So far, their project features drones acting as flying tables that adjust to your height, fly away once you’re done, or auto-eject if you start using the wrong pen on your homework. They also have a lampshade drone that hovers above you, focusing light on where you need it when you’re reading a book in the dark.
To power their flying furniture, the pair used a motion capture system where a camera tracks everything in the room — including the person and the drone, which receives commands from the computer.
“The computer knows where the drone wants to go by tracking where the person is,” explained Leigh. “We are feeding that data from the computer to the drone so that it can move smoothly to the required position.”
Currently, the duo faces two main challenges: stabilizing the drone, and feeding it a regular power supply (at the moment, it’s connected to a power socket).

happy dog

happy dog

it’s connected to a power socket).

Yoga pants casual increasingly market

Published 2015-10-21 by joejoy12

Teens are now buying more gear from Nike and Lululemon over denim classics from brands like Abercrombie, according to a recent Piper Jaffray survey on teen spending.
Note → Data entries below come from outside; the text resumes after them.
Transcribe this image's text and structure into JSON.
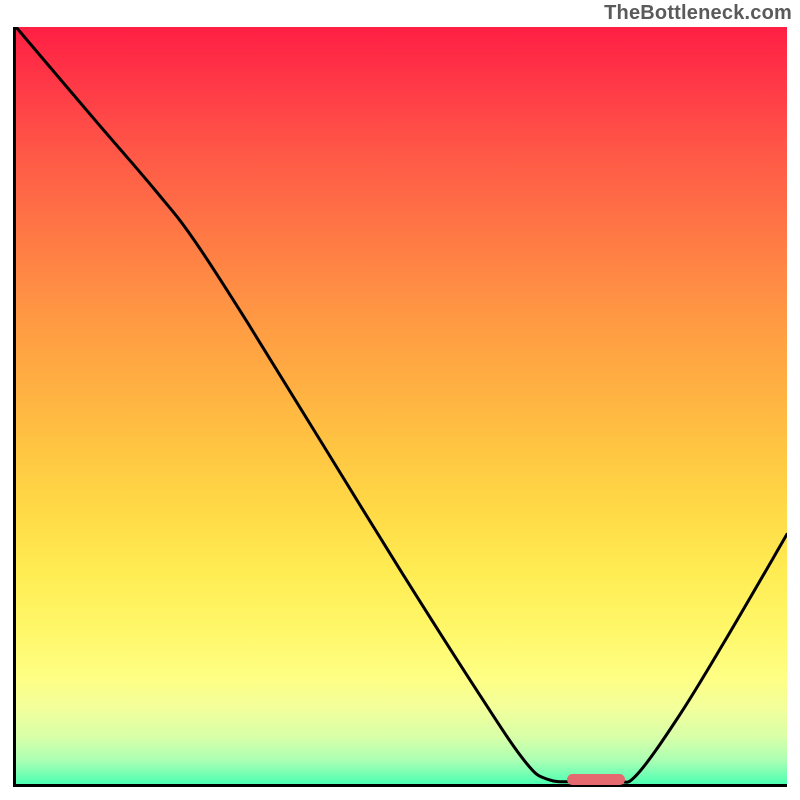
{
  "watermark": "TheBottleneck.com",
  "chart_data": {
    "type": "line",
    "title": "",
    "xlabel": "",
    "ylabel": "",
    "x_range": [
      0,
      100
    ],
    "y_range": [
      0,
      100
    ],
    "curve_points": [
      {
        "x": 0.0,
        "y": 100.0
      },
      {
        "x": 10.0,
        "y": 88.0
      },
      {
        "x": 18.0,
        "y": 78.5
      },
      {
        "x": 23.0,
        "y": 72.0
      },
      {
        "x": 30.0,
        "y": 61.0
      },
      {
        "x": 40.0,
        "y": 44.5
      },
      {
        "x": 50.0,
        "y": 28.0
      },
      {
        "x": 60.0,
        "y": 12.0
      },
      {
        "x": 66.0,
        "y": 3.0
      },
      {
        "x": 69.0,
        "y": 0.6
      },
      {
        "x": 73.0,
        "y": 0.3
      },
      {
        "x": 78.0,
        "y": 0.3
      },
      {
        "x": 80.5,
        "y": 1.2
      },
      {
        "x": 86.0,
        "y": 9.0
      },
      {
        "x": 92.0,
        "y": 19.0
      },
      {
        "x": 100.0,
        "y": 33.0
      }
    ],
    "marker": {
      "x_start": 71.5,
      "x_end": 79.0,
      "y": 0.6
    },
    "gradient_colors": {
      "top": "#ff1f44",
      "mid": "#ffda46",
      "bottom": "#4dffb2"
    }
  }
}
Levi’s CEO has admitted that the company is threatened by the athleisure trend of wearing yoga pants, Bloomberg reports.
“We’re scrambling,” Bloomberg notes CEO Chip Bergh told analysts last year. “I mean, there is a big difference between the product that we’ve got on the floor today and what the consumer is looking for. And we just flat-out missed it.”
Bloomberg reports that Levi’s, which is the world’s most iconic denim company, stuck to its core product instead of adapting to consumer trends.
As a result, this has cost the company. Bloomberg notes sales have dipped from over $7 billion to $4.8 billion over the years.
“As we saw ‘casualization’ continue even further, the customer basically told us that they had enough denim until something really unique and innovative came along,'” NPD analyst Marshal Cohen told Bloomberg. “We really saw the denim industry and denim retailers basically turn their nose up on the customer and say, ‘We don’t care what you really want, we’re going to tell you what you want.'”
And longtime industry leader Gap isn’t all about jeans anymore.
The company is investing heavily in its Athleta activewear business, reports Sapna Maheshwari at Buzzfeed.
“My generation grew up wearing jeans – jeans are just a part of our life, and it still is, Athleta executive Nancy Green told Buzzfeed. “But this generation is growing up in yoga pants and activewear. So I think it’s just going to be bigger and bigger and bigger for the future.”
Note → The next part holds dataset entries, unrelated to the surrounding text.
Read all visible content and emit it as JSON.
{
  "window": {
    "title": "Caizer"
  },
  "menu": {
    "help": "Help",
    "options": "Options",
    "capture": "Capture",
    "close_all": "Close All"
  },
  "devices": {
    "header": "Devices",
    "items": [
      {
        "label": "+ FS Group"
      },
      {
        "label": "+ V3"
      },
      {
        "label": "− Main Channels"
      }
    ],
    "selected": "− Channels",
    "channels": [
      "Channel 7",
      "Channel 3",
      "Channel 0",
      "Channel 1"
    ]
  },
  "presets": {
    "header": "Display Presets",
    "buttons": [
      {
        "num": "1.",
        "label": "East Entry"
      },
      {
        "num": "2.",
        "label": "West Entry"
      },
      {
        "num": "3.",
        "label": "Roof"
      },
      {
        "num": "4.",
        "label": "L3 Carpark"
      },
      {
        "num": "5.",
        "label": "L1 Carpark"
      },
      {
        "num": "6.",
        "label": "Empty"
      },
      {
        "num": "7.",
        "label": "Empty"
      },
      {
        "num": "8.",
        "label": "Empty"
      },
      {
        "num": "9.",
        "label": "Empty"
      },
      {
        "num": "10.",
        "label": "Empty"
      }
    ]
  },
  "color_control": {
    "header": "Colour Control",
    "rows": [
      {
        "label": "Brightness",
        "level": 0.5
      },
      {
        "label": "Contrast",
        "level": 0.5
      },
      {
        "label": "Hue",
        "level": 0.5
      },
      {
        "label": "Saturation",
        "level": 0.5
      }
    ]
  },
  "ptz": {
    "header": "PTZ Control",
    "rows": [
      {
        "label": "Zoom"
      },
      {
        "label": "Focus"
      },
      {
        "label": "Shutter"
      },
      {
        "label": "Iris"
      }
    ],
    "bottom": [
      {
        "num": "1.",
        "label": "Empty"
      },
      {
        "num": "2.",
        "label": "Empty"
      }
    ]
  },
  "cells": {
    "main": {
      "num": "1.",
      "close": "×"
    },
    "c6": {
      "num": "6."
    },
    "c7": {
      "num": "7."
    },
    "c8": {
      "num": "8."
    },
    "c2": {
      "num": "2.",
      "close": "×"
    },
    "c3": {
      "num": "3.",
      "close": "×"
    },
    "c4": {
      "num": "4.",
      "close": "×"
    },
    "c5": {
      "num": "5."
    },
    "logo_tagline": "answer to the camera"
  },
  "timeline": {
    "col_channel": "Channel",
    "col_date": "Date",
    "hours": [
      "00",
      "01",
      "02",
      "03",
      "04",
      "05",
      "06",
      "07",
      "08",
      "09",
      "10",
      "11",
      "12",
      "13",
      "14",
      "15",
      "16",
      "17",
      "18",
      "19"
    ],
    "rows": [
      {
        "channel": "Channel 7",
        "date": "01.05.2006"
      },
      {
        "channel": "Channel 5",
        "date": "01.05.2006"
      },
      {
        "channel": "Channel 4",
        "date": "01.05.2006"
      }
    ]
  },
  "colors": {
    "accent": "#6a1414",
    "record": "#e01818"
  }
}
clever cat

clever cat

Warm and pleasant house may disrupt the body rhythm season

Published 2015-10-20 by joejoy12

An ‘eternal summer’ created by home heating and lighting may be disrupting seasonal rhythms in the human body with the risk of illness or even premature death, researchers say.

Scientists fear that the prevalence of warm houses and sustained contact with bright lights could supress important genes which have evolved to activate at different times of the year.
They think perpetually warm dwellings may be a recipe for disaster as the sensitive proteins – some of which kick in during the winter to fight off common diseases like flu – are fooled into thinking it is still the summer and do not activate.
Scientists at the University of Cambridge have previously found that a quarter of human genes display seasonal variation, including the protection against various infectious diseases.
Now a study says that the efficacy of these genes could be hampered by modern western lifestyles.
Dr Tyler Stevenson, a senior lecturer at the University of Aberdeen, said: “The real take home message is that seasonal rhythms are pervasive.
“Just like daily rhythms which tell us to sleep at night, a similar thing is happening seasonally.
“But over time these seasonal signals are dampening down.
“Seasonal changes in environmental variables play a significant role in the regulation of many physiological and behavioural processes.
“Presently many of us no longer live in accordance with the naturally occurring variation in geophysical rhythms.”

dog fashion

dog fashion